OK, this one is off topic for the list, mostly.
However, it is such a cool sounding project
combining geology, chemistry and human history
from the Roman times to the present, I had to
forward it, on the off chance that one of you here might be interested.
--Kareina, who can't go for it by reason of being
too busy trying to finish up a PhD project to be free to take up another one...
>Date: Thu, 5 Mar 2009 12:50:27 +0100http://kareina.livejournal.com/
>From: Daniel Koehn <koehn@...-MAINZ.DE>
>Subject: PhD student scholarship in Mainz
>PhD student scholarship (3 years) in Sinter studies of Roman aqueducts
>as a data source for palaeoclimate, neotectonics and human culture at
>the Tectonophysics Institute in Mainz, Germany under the supervision
>of Cees W. Passchier.
> The ancient Romans, mostly known for their military prowess, also
>excelled in town planning and the building of infrastructure such as
>roads, sewers and aqueducts. Over 800 aqueducts are presently known
>which once fed the baths and fountains of the Roman Empire, some up to
>500 km long, with bridges and inverted siphons crossing valleys, and
>tunnels of up to 95 km long. Since aqueducts were commonly fed from
>sources in limestone, massive layers of travertine (sinter), fibrous
>calcite, were deposited in the interior, growing about 1mm per year in
>thickness. Such sinter deposits can be up to 50cm thick representing a
>continuous record of calcite deposit over 500 years. The travertine
>deposits have a crystal structure and annual layering that reflect
>flow hydraulics and fluctuation in water temperature and water level,
>while fluctuations in its chemical composition reflect the variable
>chemistry of water from the source. Sinter in individual aqueducts
>therefore provides information on local climate and soil use.
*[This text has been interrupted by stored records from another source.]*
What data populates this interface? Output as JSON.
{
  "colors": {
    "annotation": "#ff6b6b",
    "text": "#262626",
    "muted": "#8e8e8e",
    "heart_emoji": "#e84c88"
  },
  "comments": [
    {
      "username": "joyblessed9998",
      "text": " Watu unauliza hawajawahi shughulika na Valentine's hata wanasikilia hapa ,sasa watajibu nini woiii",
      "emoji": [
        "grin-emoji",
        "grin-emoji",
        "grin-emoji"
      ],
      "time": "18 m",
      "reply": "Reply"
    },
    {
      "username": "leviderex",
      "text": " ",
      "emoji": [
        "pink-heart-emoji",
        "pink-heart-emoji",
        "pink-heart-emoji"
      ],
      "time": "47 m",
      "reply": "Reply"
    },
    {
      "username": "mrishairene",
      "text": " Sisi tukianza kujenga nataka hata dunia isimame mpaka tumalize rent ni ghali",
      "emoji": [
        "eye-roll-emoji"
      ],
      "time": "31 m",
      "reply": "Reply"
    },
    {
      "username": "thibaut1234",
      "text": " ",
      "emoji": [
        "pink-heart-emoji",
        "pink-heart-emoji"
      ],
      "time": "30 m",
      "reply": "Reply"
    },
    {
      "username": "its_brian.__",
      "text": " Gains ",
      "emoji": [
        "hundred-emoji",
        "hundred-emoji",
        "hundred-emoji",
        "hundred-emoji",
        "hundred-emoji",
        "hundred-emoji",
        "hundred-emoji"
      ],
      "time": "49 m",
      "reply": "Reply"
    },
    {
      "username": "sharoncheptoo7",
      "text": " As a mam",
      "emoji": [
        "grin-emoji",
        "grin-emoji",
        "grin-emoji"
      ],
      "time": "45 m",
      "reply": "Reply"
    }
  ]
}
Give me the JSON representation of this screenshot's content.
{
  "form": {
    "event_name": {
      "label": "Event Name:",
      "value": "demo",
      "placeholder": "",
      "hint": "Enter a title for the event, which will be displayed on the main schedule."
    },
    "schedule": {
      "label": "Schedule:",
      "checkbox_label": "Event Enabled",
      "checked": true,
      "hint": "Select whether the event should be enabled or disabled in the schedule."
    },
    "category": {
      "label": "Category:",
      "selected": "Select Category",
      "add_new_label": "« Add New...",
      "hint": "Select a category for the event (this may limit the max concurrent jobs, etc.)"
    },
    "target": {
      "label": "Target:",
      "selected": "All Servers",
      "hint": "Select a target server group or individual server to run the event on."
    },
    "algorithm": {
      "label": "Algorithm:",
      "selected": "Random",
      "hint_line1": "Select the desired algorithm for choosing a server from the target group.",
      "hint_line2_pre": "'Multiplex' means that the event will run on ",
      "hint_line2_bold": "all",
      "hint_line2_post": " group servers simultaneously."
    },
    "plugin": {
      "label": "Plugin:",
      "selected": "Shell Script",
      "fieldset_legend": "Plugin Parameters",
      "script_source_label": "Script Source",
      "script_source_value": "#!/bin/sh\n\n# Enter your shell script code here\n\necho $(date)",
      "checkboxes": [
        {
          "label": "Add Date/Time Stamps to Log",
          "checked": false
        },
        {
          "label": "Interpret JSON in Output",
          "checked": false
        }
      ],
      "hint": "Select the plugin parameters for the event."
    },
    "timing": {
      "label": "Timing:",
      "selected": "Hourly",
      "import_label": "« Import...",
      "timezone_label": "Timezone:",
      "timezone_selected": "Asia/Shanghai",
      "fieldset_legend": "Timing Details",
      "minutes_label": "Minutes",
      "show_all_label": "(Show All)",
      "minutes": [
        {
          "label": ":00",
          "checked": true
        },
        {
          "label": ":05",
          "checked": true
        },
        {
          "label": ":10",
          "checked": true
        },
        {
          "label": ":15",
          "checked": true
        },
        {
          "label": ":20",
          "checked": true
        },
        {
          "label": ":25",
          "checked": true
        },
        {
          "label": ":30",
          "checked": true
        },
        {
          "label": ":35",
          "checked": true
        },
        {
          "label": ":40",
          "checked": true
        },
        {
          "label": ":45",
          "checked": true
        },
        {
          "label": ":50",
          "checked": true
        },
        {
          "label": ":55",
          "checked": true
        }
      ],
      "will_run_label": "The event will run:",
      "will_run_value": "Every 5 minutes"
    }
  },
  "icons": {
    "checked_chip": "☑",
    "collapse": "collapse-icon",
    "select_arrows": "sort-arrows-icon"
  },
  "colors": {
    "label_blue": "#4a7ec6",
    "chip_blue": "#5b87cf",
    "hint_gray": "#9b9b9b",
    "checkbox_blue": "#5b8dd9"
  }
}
Since
>crystals in calcite veins of rocks form in a similar way as travertine
>in aqueducts, we can use information from travertine to better
>understand the formation of carbonate veins in metamorphic rocks.
>Earthquakes and human interference disrupts or modifies sinter
>deposition, making it a great source of information on past
>earthquakes, ancient engineering and local economics (maintenance
>level of the infrastructure). A combination of data from sinter of a
>number of neighbouring aqueducts can be used for relative dating and
>can provide a unique database on neotectonics, local climate, aqueduct
>engineering and local economic history
>This project will be carried out on aqueducts in Greece and Turkey by
>a PhD student at the University of Mainz, supervised by C. Passchier,
>B. Schöne and F. Sirocko.
>The student involved in this project is expected to do fieldwork in
>Greece and Turkey and conduct a detailed study of the geometry of
>sinter deposits in different parts of the aqueduct such as main
>channels, bridges, tanks and the springs . This study will be
>condcuted in cooperation with local archeologists. During this
>fieldwork, samples will be taken from the most suitable sites of the
>The student must have a Masters in science.
>Please send an application (pdf-file) to cpasschi@....